With the stock market having totally wiped out all the gains it’s made since he was elected, the “wartime president” is so eager to declare victory over the coronavirus that he appears willing to risk the health of American workers in a last-ditch effort to re-open all businesses and put a floor under stock prices.

Meanwhile, states and hospitals continue to face dire shortages of the protective equipment that health care workers need to test and treat coronavirus patients. Governors from California to New York and many points in between spent Sunday pleading with the president to utilize the Defense Production Act (DPA), which would allow him to direct private industry to manufacture the items in shortest supply now—masks, gowns, ventilators, and respirators.

But Trump refuses, so far, to break the golden rule of capitalism: Don’t touch the free market. “We’re a country not based on nationalizing our business,” he said on Sunday when asked about the DPA. “Call a person over in Venezuela and ask them how did nationalization of their businesses work out.”

Never mind that the DPA is not a program of nationalization or business takeovers, but rather a means to determine what is needed and coordinate its production. As the New York Times reported Sunday, business executives themselves remain confused about what supplies they should be making, how much they should be making, or where they should be sending it first. Trump spends his time railing against a nationalization plan that nobody proposed, yet still praises himself for “invoking” an act he still hasn’t used.

Facts, again, be damned.

So instead of a centrally directed system of production, pricing, and distribution, we have a situation where 50 states, thousands of hospitals, and the federal government itself are all competing against each other in the open market for masks and respirators. Everyone is now in what New York Gov. Andrew Cuomo calls a “mad bidding war.”

There are still critical shortages of testing kits and protective equipment, but Trump refuses to use the Defense Production Act to coordinate production and supplies. Instead, states are forced to compete with the federal government, hospitals, and foreign countries on the open market. | AP
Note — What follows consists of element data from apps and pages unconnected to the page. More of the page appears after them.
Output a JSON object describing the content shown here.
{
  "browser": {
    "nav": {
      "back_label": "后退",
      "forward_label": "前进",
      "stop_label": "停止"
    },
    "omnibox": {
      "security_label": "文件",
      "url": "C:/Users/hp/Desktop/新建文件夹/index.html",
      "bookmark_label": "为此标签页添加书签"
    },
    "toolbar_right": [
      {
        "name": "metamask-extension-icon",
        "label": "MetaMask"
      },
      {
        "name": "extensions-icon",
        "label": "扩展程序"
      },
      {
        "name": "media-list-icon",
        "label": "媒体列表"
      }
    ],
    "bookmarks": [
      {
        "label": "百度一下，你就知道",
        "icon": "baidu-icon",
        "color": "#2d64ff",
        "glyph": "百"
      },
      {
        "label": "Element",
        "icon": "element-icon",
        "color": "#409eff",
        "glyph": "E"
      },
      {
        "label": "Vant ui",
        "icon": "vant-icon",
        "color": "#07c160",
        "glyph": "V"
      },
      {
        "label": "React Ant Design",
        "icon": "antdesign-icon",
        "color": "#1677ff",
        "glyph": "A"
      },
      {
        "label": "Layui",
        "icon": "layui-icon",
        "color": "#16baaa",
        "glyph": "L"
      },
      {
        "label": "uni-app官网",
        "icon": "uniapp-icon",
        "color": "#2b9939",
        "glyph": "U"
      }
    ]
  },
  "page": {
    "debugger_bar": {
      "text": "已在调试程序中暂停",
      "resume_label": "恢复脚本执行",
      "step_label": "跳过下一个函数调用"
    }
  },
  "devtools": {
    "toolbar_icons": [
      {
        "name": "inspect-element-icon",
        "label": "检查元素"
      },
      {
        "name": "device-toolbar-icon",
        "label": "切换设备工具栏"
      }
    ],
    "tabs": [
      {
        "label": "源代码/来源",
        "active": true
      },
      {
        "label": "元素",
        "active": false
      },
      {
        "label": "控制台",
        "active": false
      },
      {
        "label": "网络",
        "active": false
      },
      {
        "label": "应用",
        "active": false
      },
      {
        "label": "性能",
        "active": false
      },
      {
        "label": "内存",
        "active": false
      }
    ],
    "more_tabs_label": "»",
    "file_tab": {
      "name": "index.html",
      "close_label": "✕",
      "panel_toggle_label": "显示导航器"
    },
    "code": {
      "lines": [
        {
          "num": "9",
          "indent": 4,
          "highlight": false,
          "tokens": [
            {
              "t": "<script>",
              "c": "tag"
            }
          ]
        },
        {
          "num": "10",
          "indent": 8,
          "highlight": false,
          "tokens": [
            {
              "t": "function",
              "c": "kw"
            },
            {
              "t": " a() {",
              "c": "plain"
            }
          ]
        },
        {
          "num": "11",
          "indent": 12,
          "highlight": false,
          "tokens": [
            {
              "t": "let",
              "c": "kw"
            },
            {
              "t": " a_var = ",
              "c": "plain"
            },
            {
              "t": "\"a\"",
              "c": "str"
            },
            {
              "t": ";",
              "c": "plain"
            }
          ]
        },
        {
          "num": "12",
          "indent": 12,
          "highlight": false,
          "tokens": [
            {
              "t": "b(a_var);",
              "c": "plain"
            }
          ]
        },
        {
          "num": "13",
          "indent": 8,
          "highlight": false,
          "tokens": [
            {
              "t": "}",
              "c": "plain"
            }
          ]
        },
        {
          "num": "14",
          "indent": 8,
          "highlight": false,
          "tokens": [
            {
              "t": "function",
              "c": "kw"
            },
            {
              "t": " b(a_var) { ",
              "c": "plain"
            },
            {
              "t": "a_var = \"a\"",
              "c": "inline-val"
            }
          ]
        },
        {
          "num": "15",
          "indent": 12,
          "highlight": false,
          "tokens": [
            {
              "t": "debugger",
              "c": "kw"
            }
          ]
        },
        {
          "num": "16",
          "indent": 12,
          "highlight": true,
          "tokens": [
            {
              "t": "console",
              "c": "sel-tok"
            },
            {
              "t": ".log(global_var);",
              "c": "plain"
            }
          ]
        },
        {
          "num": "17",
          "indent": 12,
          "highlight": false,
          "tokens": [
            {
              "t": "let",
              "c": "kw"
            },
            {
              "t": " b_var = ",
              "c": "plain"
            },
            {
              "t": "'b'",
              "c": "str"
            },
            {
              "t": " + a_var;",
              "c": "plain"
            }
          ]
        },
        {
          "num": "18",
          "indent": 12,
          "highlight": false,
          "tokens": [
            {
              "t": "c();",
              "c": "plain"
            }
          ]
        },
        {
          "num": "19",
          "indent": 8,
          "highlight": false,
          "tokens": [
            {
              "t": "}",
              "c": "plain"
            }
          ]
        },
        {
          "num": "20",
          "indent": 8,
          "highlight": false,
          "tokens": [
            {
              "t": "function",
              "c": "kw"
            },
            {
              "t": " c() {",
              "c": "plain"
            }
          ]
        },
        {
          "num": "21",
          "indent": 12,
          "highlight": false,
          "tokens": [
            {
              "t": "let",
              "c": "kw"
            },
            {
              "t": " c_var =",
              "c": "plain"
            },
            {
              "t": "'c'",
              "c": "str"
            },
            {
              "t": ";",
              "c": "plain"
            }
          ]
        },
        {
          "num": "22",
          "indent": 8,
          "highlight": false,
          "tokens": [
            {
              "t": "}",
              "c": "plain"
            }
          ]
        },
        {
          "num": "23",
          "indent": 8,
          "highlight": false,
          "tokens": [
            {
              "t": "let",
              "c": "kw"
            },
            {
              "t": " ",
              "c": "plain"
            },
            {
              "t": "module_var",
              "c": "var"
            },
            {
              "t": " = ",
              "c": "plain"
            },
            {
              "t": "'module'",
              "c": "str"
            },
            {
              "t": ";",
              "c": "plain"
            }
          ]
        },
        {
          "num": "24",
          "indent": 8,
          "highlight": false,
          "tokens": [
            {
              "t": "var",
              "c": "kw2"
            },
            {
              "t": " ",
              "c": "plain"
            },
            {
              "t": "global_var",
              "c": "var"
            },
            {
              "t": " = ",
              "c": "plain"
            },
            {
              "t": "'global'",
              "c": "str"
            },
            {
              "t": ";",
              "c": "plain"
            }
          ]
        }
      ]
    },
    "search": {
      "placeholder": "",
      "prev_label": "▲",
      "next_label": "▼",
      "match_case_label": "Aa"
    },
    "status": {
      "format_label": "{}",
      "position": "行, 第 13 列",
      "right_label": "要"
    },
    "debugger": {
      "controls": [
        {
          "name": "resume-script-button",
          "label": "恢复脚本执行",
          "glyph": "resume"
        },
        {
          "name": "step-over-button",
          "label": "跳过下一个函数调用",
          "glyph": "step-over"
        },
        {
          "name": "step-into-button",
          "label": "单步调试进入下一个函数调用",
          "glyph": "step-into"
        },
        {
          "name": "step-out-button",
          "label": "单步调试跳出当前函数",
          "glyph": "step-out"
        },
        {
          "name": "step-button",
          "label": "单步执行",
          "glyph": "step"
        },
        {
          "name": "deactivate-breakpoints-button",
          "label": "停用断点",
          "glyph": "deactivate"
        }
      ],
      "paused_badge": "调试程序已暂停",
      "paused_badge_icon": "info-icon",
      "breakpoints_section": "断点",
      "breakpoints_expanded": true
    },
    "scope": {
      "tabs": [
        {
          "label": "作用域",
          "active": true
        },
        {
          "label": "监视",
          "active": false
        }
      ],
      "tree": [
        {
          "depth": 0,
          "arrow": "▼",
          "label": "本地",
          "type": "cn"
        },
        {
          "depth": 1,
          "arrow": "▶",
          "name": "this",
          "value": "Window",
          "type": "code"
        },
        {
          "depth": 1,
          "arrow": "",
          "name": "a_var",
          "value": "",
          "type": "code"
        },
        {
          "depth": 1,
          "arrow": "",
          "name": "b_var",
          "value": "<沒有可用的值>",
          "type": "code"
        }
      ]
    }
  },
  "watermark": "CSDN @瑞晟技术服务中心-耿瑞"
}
Trump’s FEMA director, Peter Gaynor, on Sunday told governors to, essentially, go get supplies themselves: “If you find it on the market, go ahead and buy it.” Illinois Gov. J.B. Pritzker says it is like the “Wild West…out there,” and that states and hospitals are being forced to overpay for health equipment “because of that competition.” He said there was one instance where Illinois was competing against the federal government in an auction for an order of masks.

Rep. Alexandria Ocasio-Cortez criticized Trump’s refusal to use the DPA, saying, “We cannot wait until people start really dying in large numbers to start production, especially of more complicated equipment like ventilators and hospital beds.” She said there was no time to waste, emphasizing that “We need to start this production right now to get ready for the surge that is coming in two to three weeks.”

New York City Mayor Bill de Blasio was even more direct: “We’ve gotten no indication of any factory on 24/7 shifts. We’ve gotten no shipments. I can’t be blunt enough: If the president does not act, people will die who could have lived otherwise.”

What kind of government is this? Even when the lives of millions are under direct and immediate threat, still we must all bow before the gods of the free market?

Supply and demand determine price, and the price will rule over us all until we go to the grave. Given Trump’s management of this crisis up to now, it’s an unfortunate truth that thousands more will have to pay the wages of death for Trump’s sin.

But don’t worry about all of that. The saddest part of this whole messy affair, apparently, is that a rich man lost billions of dollars by being your president.

Poor Trump. Can’t get no satisfaction.


C.J. Atkins
C.J. Atkins

C.J. Atkins is the managing editor at People's World. He holds a Ph.D. in political science from York University in Toronto and has a research and teaching background in political economy and the politics and ideas of the American left.